Sigrid is a self-taught photographer, who is the recipient of several prestigious photographic awards including a coveted winner’s trophy in the International Photography Contest of NATURE’S BEST Photography Magazine in 2003 and 1998. Her photographs were also published in the National Wildlife Federation Magazine. In 2004, her images were featured in the documentary series entitled “Photographers of Northern Virginia” produced by Channel 10, Public Access Television. She has participated in many juried exhibitions and her work is represented in private collections in the US and abroad.
Ms. Vollerthun’s photographs have gained the attention of art critics. In May, 1999, Nancy Ungar of the Gazette Entertainment wrote, “For Sigrid Vollerthun color itself is the subject. Vollerthun pulls her camera in so tightly on an iris that the identification of the object as a flower is almost lost and the iris becomes a color abstraction.”
In July, 2003, Claudia Rousseau of the Gazette Entertainment wrote, “…In her triptych, “Bird of Paradise,” the echo of the jewel-like colors of the tropical flower and its natural habitat are expressed in overlapping elongated forms.

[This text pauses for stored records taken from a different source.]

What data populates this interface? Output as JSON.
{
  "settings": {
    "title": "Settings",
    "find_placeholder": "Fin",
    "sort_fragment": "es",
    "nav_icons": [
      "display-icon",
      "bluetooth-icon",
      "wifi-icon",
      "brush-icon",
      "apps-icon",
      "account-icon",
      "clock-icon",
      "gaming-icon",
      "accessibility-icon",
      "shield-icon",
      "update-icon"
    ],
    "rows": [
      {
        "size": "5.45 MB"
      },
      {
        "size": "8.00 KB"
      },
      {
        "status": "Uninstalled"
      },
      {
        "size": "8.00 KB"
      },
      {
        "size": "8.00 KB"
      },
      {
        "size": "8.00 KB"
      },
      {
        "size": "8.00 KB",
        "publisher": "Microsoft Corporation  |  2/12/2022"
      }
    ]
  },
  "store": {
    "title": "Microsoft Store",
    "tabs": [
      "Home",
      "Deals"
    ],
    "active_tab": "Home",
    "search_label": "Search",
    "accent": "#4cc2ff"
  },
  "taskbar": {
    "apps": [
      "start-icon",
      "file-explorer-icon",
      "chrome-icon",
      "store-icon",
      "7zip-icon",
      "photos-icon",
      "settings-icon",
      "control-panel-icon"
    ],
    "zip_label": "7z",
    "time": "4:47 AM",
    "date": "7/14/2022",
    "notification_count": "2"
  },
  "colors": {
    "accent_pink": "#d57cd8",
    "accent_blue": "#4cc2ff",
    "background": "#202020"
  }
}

Flame-like, they almost appear to be swaying. The very large “Santa Fe Mood” recalls Georgia O’Keefe’s New Mexico landscapes without imitating them. In “Red Calla Fantasy” and “Calla Meditation,” Vollerthun analyses the lily’s forms simultaneously graphic and organic abstractions.”